Thoughts on becoming a proofreader

Often we receive questions about how to start a career as a proofreader.

Now, we started proofreading almost by accident. When setting up our business, I was asked to proofread for Safeway Stores. 10 years later we were still proofreading for Safeway at the time it was bought out by Morrisons.

Since 1994 we have proofread for many organisations, mainly businesses. Our experience is wholly commercial, so we cannot speak for the book publishing industry.

Below are our requirements for success in commercial proofreading:

1. You need to be precise, accurate and methodical, and able to spot mistakes and inconsistencies.

2. You need an understanding of grammar and punctuation, as well as the ability to spell.

3. For commercial proofreading, you need common sense and judgement. If a client asks you to proofread text written specifically for a specialist market, such as teenagers, the writing may not be consistent with what some people call standard English. The text must be proofread with this in mind and the appropriate ‘rules’ of language applied, which are not necessarily the ones you would choose to adhere to for your own writing. So commercial awareness and judgement is required.

4. You need to be familiar with computer document formats, including word processing and PDF files, which can be amended or annotated on screen. Most commercial proofreading is undertaken electronically and annotations to paper copies are rarely used.

5. Language is always changing and you must keep up with this, whether or not you agree with the changes. As a proofreader, you can help to influence the evolution of English by ensuring it retains its intelligence, usefulness and beauty.

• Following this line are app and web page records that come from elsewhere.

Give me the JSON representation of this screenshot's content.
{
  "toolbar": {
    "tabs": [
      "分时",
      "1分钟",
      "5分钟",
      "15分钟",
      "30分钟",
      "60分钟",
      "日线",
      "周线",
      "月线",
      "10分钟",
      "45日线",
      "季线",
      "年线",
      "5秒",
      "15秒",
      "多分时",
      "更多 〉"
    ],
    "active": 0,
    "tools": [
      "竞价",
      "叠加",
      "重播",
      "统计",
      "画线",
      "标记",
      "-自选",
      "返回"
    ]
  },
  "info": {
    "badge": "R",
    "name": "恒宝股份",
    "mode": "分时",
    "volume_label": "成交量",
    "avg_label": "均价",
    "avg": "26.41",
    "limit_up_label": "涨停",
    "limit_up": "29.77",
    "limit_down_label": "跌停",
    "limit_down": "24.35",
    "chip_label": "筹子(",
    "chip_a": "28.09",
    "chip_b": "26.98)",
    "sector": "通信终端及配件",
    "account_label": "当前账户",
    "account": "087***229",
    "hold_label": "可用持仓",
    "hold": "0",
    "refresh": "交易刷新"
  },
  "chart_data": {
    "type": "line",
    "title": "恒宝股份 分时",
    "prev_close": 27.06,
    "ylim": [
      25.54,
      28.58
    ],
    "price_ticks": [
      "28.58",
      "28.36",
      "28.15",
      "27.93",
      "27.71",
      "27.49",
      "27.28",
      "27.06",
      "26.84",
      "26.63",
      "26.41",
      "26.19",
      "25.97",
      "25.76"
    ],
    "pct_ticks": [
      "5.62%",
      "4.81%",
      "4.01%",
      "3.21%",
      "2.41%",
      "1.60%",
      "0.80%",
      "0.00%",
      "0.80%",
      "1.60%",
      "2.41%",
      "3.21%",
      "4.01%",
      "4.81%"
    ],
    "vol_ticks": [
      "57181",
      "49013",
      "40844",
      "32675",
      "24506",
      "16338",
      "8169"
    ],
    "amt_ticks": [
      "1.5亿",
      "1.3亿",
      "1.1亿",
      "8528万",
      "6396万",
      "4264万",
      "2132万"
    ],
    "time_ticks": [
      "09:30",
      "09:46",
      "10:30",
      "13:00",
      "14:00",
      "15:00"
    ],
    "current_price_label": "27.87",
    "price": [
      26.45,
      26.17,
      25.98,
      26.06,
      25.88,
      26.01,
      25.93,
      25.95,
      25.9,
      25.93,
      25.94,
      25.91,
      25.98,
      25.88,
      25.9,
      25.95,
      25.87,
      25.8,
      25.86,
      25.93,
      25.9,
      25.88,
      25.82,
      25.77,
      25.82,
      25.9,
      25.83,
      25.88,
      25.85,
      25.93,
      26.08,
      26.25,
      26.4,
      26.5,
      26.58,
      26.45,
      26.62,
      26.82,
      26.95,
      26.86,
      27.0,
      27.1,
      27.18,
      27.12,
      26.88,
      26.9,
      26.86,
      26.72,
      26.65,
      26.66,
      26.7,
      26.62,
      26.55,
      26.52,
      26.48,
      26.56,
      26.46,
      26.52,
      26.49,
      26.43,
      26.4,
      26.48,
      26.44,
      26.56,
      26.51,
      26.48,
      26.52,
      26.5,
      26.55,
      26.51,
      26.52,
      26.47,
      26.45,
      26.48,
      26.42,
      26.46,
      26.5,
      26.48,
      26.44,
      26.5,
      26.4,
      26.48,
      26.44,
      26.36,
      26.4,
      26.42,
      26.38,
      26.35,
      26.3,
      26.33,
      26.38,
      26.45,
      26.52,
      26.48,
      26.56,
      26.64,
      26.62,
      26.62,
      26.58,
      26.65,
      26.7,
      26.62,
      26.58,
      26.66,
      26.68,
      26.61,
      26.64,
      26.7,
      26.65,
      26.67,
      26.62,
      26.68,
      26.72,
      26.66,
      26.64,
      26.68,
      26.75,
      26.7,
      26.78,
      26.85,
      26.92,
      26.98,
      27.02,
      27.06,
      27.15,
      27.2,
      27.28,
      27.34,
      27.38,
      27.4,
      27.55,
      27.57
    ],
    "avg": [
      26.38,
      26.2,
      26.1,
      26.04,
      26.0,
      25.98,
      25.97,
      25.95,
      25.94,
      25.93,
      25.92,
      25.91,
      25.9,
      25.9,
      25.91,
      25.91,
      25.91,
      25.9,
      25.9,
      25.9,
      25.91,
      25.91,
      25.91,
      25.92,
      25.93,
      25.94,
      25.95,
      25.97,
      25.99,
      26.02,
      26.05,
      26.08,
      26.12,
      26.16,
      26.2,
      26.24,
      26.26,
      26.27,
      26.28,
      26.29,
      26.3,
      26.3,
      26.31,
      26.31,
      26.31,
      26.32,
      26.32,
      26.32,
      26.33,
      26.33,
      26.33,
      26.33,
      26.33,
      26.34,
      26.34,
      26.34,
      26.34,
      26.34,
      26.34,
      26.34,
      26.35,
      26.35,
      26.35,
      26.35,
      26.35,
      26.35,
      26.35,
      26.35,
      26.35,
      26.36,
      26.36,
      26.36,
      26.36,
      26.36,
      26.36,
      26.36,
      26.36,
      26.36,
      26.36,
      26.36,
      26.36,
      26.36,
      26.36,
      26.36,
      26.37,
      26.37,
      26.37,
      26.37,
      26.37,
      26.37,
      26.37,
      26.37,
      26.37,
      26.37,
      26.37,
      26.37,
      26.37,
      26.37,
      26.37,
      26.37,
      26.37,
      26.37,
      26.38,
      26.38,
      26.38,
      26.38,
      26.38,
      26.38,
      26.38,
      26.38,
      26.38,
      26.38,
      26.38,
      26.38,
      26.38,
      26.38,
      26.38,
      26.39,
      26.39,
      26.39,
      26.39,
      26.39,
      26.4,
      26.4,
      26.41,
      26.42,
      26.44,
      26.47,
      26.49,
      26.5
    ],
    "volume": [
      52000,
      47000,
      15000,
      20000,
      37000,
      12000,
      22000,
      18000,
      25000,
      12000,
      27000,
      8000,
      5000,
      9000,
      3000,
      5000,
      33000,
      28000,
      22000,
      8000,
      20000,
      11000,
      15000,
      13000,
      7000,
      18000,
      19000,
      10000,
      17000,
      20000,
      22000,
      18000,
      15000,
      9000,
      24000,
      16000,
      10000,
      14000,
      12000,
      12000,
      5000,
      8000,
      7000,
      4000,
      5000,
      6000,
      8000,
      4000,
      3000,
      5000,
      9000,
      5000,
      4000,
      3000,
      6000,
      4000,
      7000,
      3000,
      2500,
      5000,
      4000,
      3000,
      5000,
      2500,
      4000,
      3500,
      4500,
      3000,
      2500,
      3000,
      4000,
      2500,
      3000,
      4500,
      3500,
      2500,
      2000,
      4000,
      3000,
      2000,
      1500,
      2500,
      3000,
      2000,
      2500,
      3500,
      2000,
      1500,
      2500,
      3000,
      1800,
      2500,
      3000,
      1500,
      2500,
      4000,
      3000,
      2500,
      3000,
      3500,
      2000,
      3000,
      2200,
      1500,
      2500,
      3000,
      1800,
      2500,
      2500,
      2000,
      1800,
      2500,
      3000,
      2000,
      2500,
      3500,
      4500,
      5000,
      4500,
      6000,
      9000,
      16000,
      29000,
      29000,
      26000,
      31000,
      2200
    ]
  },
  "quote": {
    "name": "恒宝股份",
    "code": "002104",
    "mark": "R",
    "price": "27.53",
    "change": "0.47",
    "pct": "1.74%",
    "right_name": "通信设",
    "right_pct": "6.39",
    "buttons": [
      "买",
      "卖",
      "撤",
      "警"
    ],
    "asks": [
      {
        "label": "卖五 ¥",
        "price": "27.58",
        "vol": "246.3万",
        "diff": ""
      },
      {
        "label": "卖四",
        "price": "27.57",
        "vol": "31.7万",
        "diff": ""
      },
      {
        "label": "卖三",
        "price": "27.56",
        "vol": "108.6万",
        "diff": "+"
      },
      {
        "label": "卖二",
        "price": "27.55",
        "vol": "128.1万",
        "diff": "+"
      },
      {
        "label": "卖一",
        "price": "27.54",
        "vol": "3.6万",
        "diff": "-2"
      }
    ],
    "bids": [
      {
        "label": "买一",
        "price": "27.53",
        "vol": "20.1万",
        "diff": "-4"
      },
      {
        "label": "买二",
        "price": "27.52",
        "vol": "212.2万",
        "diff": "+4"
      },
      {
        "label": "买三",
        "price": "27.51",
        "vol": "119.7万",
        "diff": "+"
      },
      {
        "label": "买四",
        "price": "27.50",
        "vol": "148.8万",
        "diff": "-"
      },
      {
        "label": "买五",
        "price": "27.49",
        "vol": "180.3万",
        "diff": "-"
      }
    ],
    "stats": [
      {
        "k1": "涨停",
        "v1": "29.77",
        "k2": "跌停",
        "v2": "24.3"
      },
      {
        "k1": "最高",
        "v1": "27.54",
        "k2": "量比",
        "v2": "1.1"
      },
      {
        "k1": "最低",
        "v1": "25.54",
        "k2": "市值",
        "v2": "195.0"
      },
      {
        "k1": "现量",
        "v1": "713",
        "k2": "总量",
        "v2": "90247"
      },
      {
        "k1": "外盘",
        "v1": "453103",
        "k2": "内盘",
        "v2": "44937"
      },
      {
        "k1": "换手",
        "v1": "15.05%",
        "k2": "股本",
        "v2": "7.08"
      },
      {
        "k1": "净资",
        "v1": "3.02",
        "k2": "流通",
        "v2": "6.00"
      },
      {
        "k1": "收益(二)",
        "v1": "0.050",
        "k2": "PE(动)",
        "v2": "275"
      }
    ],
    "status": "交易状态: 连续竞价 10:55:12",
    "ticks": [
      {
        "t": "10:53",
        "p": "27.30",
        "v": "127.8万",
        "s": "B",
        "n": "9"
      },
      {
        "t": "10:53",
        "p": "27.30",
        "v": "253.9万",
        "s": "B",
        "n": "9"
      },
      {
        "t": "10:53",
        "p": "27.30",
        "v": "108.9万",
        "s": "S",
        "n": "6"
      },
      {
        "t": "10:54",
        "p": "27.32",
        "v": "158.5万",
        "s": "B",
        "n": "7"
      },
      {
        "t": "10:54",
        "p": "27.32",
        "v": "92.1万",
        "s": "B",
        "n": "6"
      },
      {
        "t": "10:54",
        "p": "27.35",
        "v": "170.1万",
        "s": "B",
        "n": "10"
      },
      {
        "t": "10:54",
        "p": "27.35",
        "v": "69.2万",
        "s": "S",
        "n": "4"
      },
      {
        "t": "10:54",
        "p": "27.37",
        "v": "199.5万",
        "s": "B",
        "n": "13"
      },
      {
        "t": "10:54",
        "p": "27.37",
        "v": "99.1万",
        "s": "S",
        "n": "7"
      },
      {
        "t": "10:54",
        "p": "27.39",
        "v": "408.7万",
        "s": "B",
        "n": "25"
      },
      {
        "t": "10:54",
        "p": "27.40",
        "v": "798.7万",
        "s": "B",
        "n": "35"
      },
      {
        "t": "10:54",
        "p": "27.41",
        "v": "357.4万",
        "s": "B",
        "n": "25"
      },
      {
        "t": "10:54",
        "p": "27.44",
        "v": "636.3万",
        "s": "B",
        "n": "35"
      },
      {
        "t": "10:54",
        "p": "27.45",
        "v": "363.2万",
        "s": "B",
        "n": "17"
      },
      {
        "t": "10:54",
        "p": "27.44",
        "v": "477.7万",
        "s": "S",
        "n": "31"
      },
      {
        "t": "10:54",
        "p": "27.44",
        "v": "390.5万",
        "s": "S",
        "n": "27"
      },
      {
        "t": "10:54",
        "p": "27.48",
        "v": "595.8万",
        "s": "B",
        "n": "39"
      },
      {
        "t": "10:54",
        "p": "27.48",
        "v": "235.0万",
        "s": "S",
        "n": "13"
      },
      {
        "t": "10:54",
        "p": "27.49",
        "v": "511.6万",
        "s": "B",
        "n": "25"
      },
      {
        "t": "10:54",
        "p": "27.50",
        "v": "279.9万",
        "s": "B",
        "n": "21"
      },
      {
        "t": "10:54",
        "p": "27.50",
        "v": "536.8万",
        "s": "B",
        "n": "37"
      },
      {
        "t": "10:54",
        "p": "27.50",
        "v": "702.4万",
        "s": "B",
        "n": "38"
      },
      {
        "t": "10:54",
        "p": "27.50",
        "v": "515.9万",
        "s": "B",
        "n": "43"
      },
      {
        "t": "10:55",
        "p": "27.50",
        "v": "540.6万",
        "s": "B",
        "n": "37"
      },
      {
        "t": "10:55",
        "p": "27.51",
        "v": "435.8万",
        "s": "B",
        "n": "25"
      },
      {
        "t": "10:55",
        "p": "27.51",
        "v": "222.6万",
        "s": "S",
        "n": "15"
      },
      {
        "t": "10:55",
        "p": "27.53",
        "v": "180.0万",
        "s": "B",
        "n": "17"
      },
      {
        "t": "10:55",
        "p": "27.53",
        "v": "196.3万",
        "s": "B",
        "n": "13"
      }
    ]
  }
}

A proofreader can feel satisfied when a proofread text that is published reads well, is easy to understand and pleases the reader.

Robert Zarywacz